My Eponine once clearly told me she did not want her blog to be political. That said, please know this post is not intended to be political but a reflection of my history.
My grandparents never learned English. They only spoke Spanish. As a kid, I was thrilled when I heard them say English words like taco, enchilada or margarita. I also was amazed that their little dog, Freddie, understood Spanish commands and English. I remember lying on the floor and getting on an eye-to-eye level with him, totally quizzing him to see if he really could understand English. I would get all excited and tell my mom that he could understand English.
I also remember showing off and singing my school songs. Like "My Country Tis Of Thee" and the U.S. National Anthem. My grandparents did sing along with me. In Spanish. This was in the early '70s.
My grandparents were born in the U.S., had U.S. passports and paid U.S. taxes. They never had "good" jobs, but they always worked. They also proudly waved a U.S. flag. I'm not certain when or who immigrated. Which ancestors. But at some point it did likely occur. I also don't know if it was done legally. Our family tree doesn't have too many roots. Just limbs.
My mom has an accent. In junior high and high school I had friends that would mimic her. In a loving way. They weren't being rude. However, she has endured name calling and stereotypes. But, she has always worked, raised kids, attended and participated in church, paid taxes, and always has voted. She's never learned to drive though, and has never had a state-issued ID.
Now, at almost 80, she may no longer be able to vote because of a lack of an ID. The name on her birth certificate of course is not the same as her married name. Can't seem to find the marriage license, but we are working to find the divorce decree from the early 1970s to show that she was in fact married and that her name really is her name. She's only had it for the last five or so decades.
I'm not for folks "illegally" entering the U.S. Now, learning the English language requirement I find a little hyocritical. I know way too many Americans who, um, can barely speak English. Sometimes it's almost impossible to understand some of these folks. There are times I'm not even certain I understand our president when he is speaking in "English." I think to myself, "What did he say?"
Occasionally I feel guilty being such an Oklahoma State fan while living in Missouri. I think that someone might say, "if you love it so much, why don't you live there?" I do love my home state, but fully have no desire to live there. My heritage is mine, though, and OSU stuff is proudly donned in front, around, and inside my Missouri home. It's on my car too. And, although I've lived here for almost 17 years, I still haven't learned to speak correctly. I don't say Masoura. It's Missouri to me. Hope they'll let me stay.

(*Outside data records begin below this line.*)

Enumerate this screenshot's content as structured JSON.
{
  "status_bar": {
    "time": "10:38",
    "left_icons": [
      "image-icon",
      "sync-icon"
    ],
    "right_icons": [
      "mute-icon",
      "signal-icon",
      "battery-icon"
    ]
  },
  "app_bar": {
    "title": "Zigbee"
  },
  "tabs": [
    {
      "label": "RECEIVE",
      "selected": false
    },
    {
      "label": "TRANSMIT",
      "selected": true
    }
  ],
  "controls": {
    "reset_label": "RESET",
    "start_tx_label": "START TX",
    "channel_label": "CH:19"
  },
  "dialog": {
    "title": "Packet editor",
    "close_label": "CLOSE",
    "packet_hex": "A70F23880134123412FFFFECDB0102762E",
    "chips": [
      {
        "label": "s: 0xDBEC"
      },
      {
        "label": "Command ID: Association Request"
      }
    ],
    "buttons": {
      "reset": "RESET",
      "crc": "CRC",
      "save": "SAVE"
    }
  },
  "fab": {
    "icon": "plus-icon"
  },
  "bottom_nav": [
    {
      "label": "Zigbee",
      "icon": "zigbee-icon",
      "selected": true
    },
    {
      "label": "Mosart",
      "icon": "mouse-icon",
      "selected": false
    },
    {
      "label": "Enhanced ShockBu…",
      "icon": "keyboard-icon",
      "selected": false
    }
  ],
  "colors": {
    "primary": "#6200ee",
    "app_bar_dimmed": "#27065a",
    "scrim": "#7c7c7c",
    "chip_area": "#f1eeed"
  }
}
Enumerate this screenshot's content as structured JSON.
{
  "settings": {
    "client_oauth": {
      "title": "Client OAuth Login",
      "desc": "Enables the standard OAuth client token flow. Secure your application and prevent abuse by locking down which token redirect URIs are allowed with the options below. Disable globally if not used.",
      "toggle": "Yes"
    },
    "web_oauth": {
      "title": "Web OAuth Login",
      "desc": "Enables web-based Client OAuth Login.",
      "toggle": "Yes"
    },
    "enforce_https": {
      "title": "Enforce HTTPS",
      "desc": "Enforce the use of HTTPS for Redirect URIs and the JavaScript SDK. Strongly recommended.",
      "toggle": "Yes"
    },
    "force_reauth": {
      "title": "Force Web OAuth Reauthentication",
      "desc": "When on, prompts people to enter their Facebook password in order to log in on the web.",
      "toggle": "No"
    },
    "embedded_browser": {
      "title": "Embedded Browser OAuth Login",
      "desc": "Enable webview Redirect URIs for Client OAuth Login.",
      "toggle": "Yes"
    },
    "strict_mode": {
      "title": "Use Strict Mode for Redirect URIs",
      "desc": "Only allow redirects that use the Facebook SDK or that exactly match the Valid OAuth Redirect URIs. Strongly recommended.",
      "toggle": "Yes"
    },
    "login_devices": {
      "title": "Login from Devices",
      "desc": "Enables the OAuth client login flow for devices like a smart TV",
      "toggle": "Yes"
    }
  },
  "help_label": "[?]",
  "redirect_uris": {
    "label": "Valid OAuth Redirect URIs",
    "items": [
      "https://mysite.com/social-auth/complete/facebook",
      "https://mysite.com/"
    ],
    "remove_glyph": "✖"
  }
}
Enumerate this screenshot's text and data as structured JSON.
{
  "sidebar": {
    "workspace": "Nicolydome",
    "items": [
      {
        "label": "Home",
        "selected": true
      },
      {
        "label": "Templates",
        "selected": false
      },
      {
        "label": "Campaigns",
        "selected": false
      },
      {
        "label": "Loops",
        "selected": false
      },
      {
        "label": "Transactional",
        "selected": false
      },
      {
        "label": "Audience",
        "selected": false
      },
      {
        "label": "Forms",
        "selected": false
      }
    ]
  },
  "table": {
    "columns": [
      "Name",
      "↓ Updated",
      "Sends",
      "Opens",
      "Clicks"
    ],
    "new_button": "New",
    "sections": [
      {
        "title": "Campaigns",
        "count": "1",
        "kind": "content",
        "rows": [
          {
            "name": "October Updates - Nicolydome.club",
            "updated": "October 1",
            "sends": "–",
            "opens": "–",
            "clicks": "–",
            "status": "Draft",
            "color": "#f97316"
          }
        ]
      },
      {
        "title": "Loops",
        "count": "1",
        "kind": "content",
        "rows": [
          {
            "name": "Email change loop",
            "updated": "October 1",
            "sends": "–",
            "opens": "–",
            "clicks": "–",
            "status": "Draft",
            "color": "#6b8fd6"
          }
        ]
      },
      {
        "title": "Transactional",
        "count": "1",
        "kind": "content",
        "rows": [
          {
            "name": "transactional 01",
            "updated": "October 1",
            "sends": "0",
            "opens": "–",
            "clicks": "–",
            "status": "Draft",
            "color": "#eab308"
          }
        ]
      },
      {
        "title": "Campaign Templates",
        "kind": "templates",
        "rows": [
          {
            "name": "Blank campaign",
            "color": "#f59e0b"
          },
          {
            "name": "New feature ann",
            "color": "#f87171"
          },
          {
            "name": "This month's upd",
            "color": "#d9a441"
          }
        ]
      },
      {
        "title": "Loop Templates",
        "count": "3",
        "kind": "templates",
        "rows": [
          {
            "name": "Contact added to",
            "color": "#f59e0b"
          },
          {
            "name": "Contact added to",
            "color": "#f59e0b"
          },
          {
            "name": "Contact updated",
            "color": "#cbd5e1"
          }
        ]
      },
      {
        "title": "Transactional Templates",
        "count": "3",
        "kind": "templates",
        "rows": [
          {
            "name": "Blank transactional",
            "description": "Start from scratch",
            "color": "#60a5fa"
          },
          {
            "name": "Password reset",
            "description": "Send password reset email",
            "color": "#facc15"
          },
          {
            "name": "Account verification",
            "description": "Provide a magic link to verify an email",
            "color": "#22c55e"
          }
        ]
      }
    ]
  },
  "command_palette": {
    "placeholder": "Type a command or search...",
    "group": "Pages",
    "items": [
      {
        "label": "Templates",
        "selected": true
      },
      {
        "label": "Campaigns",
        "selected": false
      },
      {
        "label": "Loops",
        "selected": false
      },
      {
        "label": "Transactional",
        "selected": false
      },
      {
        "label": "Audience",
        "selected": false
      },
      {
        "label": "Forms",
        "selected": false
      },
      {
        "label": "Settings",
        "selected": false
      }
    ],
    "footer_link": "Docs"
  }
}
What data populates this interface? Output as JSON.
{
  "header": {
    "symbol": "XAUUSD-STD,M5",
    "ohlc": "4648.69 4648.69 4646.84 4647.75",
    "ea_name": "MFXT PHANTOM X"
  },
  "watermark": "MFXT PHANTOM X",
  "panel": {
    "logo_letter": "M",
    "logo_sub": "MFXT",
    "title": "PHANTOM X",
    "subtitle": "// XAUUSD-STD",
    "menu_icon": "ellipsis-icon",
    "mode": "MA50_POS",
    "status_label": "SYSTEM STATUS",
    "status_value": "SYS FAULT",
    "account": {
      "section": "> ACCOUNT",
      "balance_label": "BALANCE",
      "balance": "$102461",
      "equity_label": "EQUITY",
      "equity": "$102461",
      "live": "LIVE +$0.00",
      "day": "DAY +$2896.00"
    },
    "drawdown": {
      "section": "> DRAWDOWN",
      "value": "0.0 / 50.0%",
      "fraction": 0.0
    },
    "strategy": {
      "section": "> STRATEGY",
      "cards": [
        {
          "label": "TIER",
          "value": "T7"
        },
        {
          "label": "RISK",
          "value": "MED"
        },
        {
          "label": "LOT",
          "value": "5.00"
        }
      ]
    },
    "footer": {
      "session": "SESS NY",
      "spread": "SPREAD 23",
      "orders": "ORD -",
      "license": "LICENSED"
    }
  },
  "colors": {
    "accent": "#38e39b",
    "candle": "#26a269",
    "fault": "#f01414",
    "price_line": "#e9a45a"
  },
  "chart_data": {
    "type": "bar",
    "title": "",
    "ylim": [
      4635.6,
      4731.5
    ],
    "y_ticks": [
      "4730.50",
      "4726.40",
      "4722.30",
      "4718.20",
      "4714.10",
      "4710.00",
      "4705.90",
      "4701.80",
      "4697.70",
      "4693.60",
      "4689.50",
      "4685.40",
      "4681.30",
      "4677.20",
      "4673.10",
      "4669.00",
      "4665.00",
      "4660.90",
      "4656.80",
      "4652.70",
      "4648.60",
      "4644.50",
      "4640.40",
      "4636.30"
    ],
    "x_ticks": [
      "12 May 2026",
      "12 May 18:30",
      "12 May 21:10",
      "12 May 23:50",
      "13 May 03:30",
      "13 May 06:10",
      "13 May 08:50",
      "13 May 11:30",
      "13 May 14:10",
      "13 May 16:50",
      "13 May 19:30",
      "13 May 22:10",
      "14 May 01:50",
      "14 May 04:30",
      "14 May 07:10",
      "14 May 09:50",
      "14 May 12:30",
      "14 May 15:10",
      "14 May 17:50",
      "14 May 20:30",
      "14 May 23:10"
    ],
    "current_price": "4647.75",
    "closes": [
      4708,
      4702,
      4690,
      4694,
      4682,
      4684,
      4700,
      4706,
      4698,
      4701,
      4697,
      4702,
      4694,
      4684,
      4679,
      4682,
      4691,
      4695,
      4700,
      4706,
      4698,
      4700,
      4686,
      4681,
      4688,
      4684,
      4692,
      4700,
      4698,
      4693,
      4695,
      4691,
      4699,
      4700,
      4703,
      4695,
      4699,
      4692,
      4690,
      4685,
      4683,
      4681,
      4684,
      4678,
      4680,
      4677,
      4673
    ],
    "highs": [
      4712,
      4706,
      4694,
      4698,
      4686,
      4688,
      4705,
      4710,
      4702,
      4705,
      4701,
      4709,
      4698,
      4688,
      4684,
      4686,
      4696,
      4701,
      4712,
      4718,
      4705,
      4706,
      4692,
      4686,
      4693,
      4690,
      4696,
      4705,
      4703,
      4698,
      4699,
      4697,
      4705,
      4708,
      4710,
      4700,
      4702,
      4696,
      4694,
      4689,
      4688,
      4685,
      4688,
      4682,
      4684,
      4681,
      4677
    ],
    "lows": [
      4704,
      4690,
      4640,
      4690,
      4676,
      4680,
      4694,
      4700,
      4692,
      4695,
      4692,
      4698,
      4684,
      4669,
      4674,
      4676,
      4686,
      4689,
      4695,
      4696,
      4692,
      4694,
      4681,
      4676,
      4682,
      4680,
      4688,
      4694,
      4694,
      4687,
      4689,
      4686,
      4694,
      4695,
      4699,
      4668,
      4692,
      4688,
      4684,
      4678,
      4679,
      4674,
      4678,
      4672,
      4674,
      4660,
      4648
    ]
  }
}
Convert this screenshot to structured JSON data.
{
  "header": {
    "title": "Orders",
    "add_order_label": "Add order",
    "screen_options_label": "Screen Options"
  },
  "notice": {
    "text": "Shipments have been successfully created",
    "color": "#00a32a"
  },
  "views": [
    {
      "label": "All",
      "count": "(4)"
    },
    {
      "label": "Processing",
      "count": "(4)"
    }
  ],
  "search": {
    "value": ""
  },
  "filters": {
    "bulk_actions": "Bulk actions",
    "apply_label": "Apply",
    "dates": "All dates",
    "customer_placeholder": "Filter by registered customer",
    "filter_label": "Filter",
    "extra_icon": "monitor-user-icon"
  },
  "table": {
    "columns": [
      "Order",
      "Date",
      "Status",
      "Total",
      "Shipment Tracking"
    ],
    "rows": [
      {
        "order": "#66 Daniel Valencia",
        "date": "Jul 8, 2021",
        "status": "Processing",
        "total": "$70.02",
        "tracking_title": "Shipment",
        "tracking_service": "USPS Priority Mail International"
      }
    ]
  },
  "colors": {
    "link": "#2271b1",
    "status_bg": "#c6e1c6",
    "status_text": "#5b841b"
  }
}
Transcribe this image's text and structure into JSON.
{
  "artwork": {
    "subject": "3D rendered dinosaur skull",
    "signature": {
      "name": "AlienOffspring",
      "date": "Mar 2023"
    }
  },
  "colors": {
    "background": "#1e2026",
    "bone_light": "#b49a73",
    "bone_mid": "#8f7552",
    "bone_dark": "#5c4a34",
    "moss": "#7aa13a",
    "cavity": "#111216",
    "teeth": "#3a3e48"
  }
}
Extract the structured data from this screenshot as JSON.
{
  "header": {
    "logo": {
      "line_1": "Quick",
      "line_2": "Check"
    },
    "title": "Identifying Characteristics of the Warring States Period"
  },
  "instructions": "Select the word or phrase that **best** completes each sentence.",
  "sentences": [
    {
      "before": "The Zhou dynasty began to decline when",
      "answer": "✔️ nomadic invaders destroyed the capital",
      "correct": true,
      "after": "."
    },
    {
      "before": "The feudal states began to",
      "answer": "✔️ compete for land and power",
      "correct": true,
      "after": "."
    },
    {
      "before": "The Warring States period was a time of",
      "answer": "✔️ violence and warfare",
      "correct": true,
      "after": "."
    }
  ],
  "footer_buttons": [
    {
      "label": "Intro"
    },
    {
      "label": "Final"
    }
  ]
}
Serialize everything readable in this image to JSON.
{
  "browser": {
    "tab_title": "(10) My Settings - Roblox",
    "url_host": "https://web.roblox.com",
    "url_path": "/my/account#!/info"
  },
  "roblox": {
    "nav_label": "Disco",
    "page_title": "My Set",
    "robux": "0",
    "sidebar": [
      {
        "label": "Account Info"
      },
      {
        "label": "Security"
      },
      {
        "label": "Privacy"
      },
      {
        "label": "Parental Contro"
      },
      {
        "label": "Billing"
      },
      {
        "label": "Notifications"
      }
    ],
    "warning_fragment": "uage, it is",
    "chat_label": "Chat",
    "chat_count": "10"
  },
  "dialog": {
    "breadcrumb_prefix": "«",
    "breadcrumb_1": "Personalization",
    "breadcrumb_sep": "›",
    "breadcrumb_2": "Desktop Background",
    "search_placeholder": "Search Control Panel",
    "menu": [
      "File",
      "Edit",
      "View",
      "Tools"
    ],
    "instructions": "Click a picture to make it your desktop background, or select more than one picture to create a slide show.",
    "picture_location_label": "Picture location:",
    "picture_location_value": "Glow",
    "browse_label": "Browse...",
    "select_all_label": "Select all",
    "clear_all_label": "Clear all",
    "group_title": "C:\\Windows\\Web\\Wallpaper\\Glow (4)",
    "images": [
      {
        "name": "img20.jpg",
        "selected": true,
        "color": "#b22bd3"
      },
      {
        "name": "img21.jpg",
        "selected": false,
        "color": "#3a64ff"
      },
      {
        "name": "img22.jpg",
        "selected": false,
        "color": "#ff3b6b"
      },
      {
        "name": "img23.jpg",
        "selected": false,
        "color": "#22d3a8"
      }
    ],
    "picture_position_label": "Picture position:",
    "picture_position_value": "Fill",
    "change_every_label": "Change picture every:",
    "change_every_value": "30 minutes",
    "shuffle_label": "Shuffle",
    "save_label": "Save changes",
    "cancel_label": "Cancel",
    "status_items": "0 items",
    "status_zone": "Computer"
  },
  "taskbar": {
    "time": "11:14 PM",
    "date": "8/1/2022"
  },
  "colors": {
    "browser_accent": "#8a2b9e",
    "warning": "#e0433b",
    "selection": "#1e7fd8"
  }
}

These are interesting times we are living in. Every generation likely has said that. It'll be fascinating to see how history will record these times. One thing for sure, I'm glad the cat blogging community can include a Cowboy, who still loves and misses his Eponine.